Chapter 7, 'Profits and Patronage' (pp. 89-112), focuses on women of the upper class and their roles in commercial activities, especially in the socially defined areas of patronage and loans. 'Women's Work' (Chapter 8, pp. 113-32) turns to housewives and professional spinners and weavers. In these chapters Dixon again displays sensitivity to the dangers of cultural bias in speculating about the true extent of women's involvement in commerce, but she also offers valuable insights into areas of female activity often overlooked by standard books on Roman social history.

The last chapter, 'The Allure of "La dolce vita" in Ancient Rome' (pp. 133-56), should be prescribed reading for all Latin teachers who are still reading Catullus' Lesbia poems with their pupils on the assumption that Catullus was 'betrayed' by Lesbia and that she was that same promiscuous woman, Clodia, who was attacked by Cicero in the Pro Caelio. Dixon offers a detailed discussion of Catullus' portrayal of Lesbia, the identification of Lesbia as Clodia Metelli, the depiction of Clodia in Cicero's Pro Caelio and the possibility of this being the same Clodia Metelli. She again stresses the perils of ignoring genre conventions and purposes. This chapter is an invitation to classicists to open themselves to new ways of reading established texts, but as Suzanne Dixon is well aware, such an invitation is not universally welcomed. She writes, 'Scholars in the vanguard of Catullan studies and Roman Republican politics might regard such views as amusingly outdated, but when they are challenged at conferences, classical colleagues react with shock and grief at the prospect of relinquishing the alluringly wicked Lesbia/Clodia' (p. 153).
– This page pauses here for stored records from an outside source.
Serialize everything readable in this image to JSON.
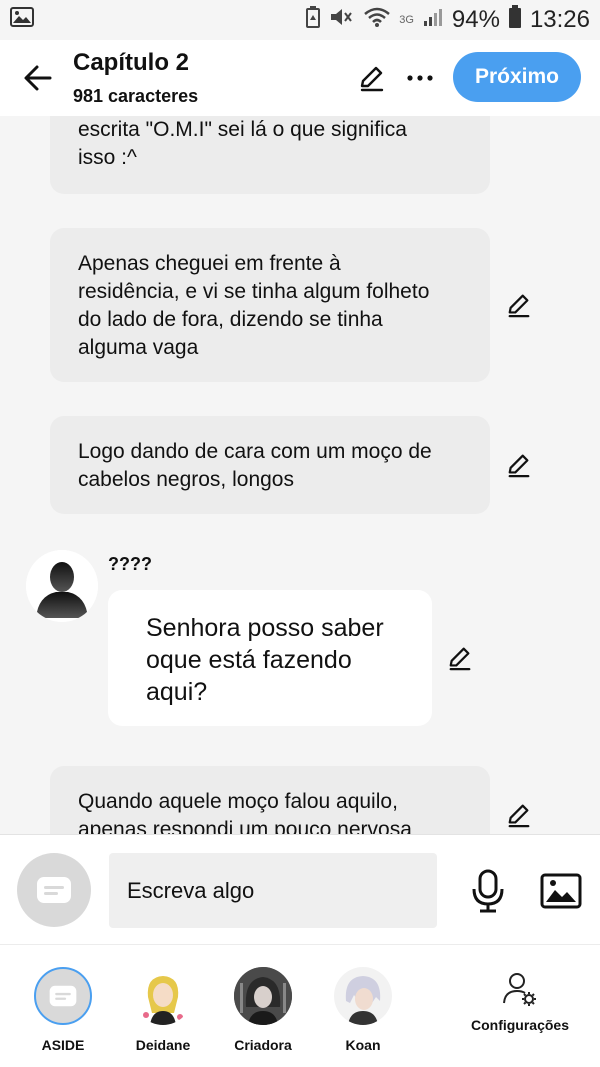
{
  "status_bar": {
    "battery": "94%",
    "time": "13:26",
    "network": "3G"
  },
  "header": {
    "title": "Capítulo 2",
    "subtitle": "981 caracteres",
    "next_label": "Próximo"
  },
  "messages": [
    {
      "text": "escrita \"O.M.I\" sei lá o que significa isso :^"
    },
    {
      "text": "Apenas cheguei em frente à residência, e vi se tinha algum folheto do lado de fora, dizendo se tinha alguma vaga"
    },
    {
      "text": "Logo dando de cara com um moço de cabelos negros, longos"
    },
    {
      "character": "????",
      "text": "Senhora posso saber oque está fazendo aqui?"
    },
    {
      "text": "Quando aquele moço falou aquilo, apenas respondi um pouco nervosa"
    }
  ],
  "composer": {
    "placeholder": "Escreva algo"
  },
  "bottom_bar": {
    "characters": [
      {
        "label": "ASIDE"
      },
      {
        "label": "Deidane"
      },
      {
        "label": "Criadora"
      },
      {
        "label": "Koan"
      }
    ],
    "settings_label": "Configurações"
  },
  "colors": {
    "accent": "#4a9ff0",
    "bubble": "#ececec",
    "background": "#f5f5f5"
  }
}
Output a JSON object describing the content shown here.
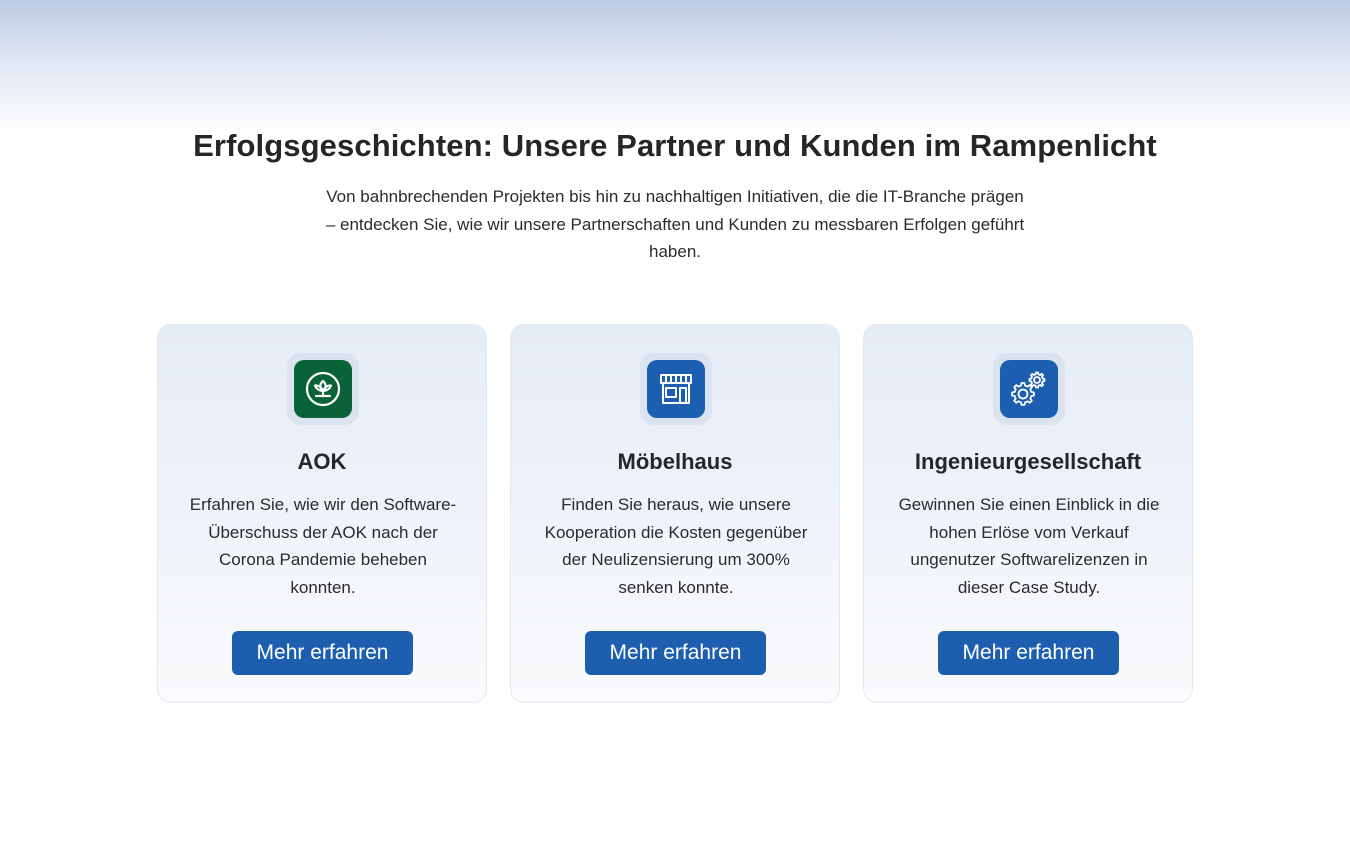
{
  "section": {
    "title": "Erfolgsgeschichten: Unsere Partner und Kunden im Rampenlicht",
    "intro": "Von bahnbrechenden Projekten bis hin zu nachhaltigen Initiativen, die die IT-Branche prägen – entdecken Sie, wie wir  unsere Partnerschaften und Kunden zu messbaren Erfolgen geführt haben."
  },
  "colors": {
    "button": "#1d5fae",
    "aok_icon_bg": "#0a6338",
    "blue_icon_bg": "#1c5eb0"
  },
  "cards": [
    {
      "icon": "aok-logo-icon",
      "title": "AOK",
      "text": "Erfahren Sie, wie wir den Software-Überschuss der AOK nach der Corona Pandemie beheben konnten.",
      "button": "Mehr erfahren"
    },
    {
      "icon": "storefront-icon",
      "title": "Möbelhaus",
      "text": "Finden Sie heraus, wie unsere Kooperation die Kosten gegenüber der Neulizensierung um 300% senken konnte.",
      "button": "Mehr erfahren"
    },
    {
      "icon": "gears-icon",
      "title": "Ingenieurgesellschaft",
      "text": "Gewinnen Sie einen Einblick in die hohen Erlöse vom Verkauf ungenutzer Softwarelizenzen in dieser Case Study.",
      "button": "Mehr erfahren"
    }
  ]
}
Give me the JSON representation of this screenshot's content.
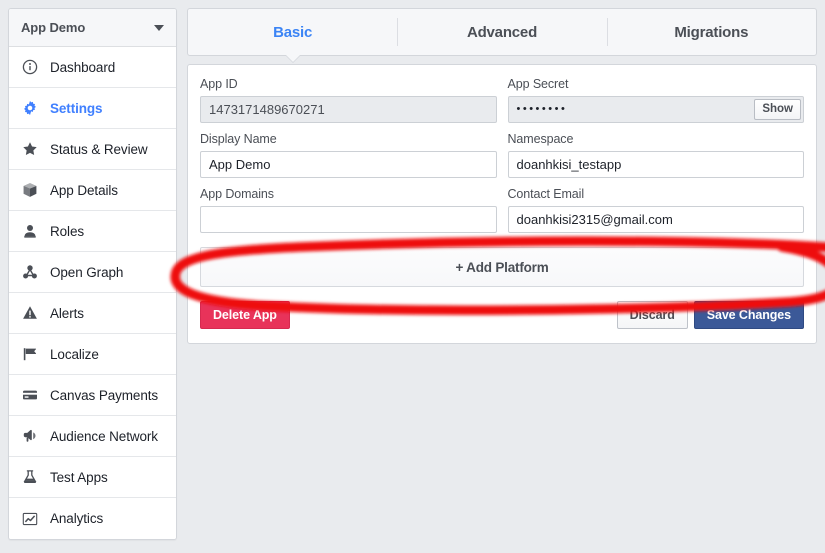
{
  "sidebar": {
    "header": {
      "title": "App Demo",
      "caret_icon": "chevron-down-icon"
    },
    "items": [
      {
        "label": "Dashboard",
        "icon": "info-circle-icon",
        "active": false
      },
      {
        "label": "Settings",
        "icon": "gear-icon",
        "active": true
      },
      {
        "label": "Status & Review",
        "icon": "star-icon",
        "active": false
      },
      {
        "label": "App Details",
        "icon": "box-icon",
        "active": false
      },
      {
        "label": "Roles",
        "icon": "person-icon",
        "active": false
      },
      {
        "label": "Open Graph",
        "icon": "graph-nodes-icon",
        "active": false
      },
      {
        "label": "Alerts",
        "icon": "warning-triangle-icon",
        "active": false
      },
      {
        "label": "Localize",
        "icon": "flag-icon",
        "active": false
      },
      {
        "label": "Canvas Payments",
        "icon": "credit-card-icon",
        "active": false
      },
      {
        "label": "Audience Network",
        "icon": "megaphone-icon",
        "active": false
      },
      {
        "label": "Test Apps",
        "icon": "flask-icon",
        "active": false
      },
      {
        "label": "Analytics",
        "icon": "line-chart-icon",
        "active": false
      }
    ]
  },
  "tabs": [
    {
      "label": "Basic",
      "active": true
    },
    {
      "label": "Advanced",
      "active": false
    },
    {
      "label": "Migrations",
      "active": false
    }
  ],
  "form": {
    "app_id": {
      "label": "App ID",
      "value": "1473171489670271",
      "placeholder": ""
    },
    "app_secret": {
      "label": "App Secret",
      "value": "••••••••",
      "show_label": "Show"
    },
    "display_name": {
      "label": "Display Name",
      "value": "App Demo",
      "placeholder": ""
    },
    "namespace": {
      "label": "Namespace",
      "value": "doanhkisi_testapp",
      "placeholder": ""
    },
    "app_domains": {
      "label": "App Domains",
      "value": "",
      "placeholder": ""
    },
    "contact_email": {
      "label": "Contact Email",
      "value": "doanhkisi2315@gmail.com",
      "placeholder": ""
    },
    "add_platform_label": "+ Add Platform"
  },
  "actions": {
    "delete_label": "Delete App",
    "discard_label": "Discard",
    "save_label": "Save Changes"
  },
  "colors": {
    "page_background": "#e9ebee",
    "accent_blue": "#4080ff",
    "tab_active": "#3b84f5",
    "save_button": "#3b5998",
    "delete_button": "#e8335a",
    "annotation_red": "#ee1111"
  },
  "annotation": {
    "shape": "hand-drawn-ellipse",
    "color": "#ee1111",
    "target": "+ Add Platform"
  }
}
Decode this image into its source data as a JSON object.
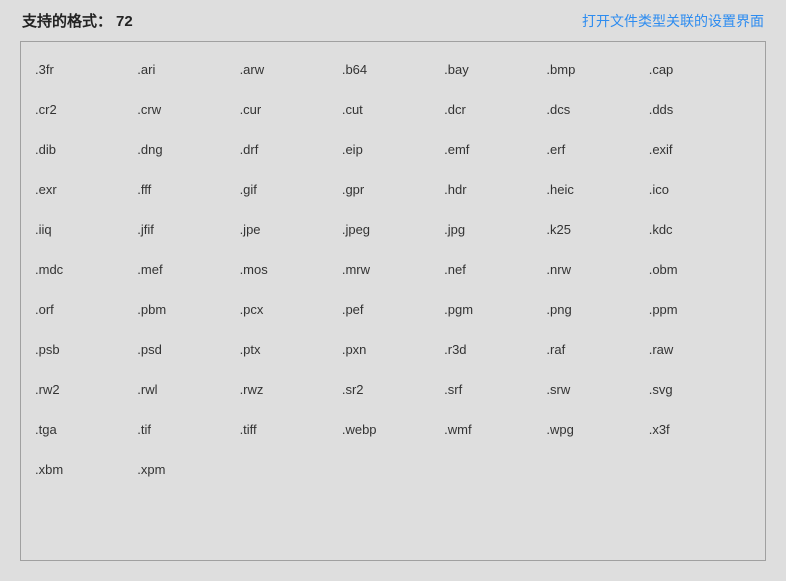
{
  "header": {
    "title_label": "支持的格式：",
    "count": 72,
    "link_label": "打开文件类型关联的设置界面"
  },
  "formats": [
    ".3fr",
    ".ari",
    ".arw",
    ".b64",
    ".bay",
    ".bmp",
    ".cap",
    ".cr2",
    ".crw",
    ".cur",
    ".cut",
    ".dcr",
    ".dcs",
    ".dds",
    ".dib",
    ".dng",
    ".drf",
    ".eip",
    ".emf",
    ".erf",
    ".exif",
    ".exr",
    ".fff",
    ".gif",
    ".gpr",
    ".hdr",
    ".heic",
    ".ico",
    ".iiq",
    ".jfif",
    ".jpe",
    ".jpeg",
    ".jpg",
    ".k25",
    ".kdc",
    ".mdc",
    ".mef",
    ".mos",
    ".mrw",
    ".nef",
    ".nrw",
    ".obm",
    ".orf",
    ".pbm",
    ".pcx",
    ".pef",
    ".pgm",
    ".png",
    ".ppm",
    ".psb",
    ".psd",
    ".ptx",
    ".pxn",
    ".r3d",
    ".raf",
    ".raw",
    ".rw2",
    ".rwl",
    ".rwz",
    ".sr2",
    ".srf",
    ".srw",
    ".svg",
    ".tga",
    ".tif",
    ".tiff",
    ".webp",
    ".wmf",
    ".wpg",
    ".x3f",
    ".xbm",
    ".xpm"
  ]
}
Suzanne Dixon states that this book is not meant to be 'a definitive or comprehensive view of Roman women' (p. xiii). In spite of this modest disclaimer, Reading Roman Women is a valuable addition to scholarly information. It will be useful not only as a companion to the reading of Latin literature, but also to ancient historians and those engaged in women's studies.


[[1]] See, for example, Suzanne Dixon, The Roman Mother (London 1988).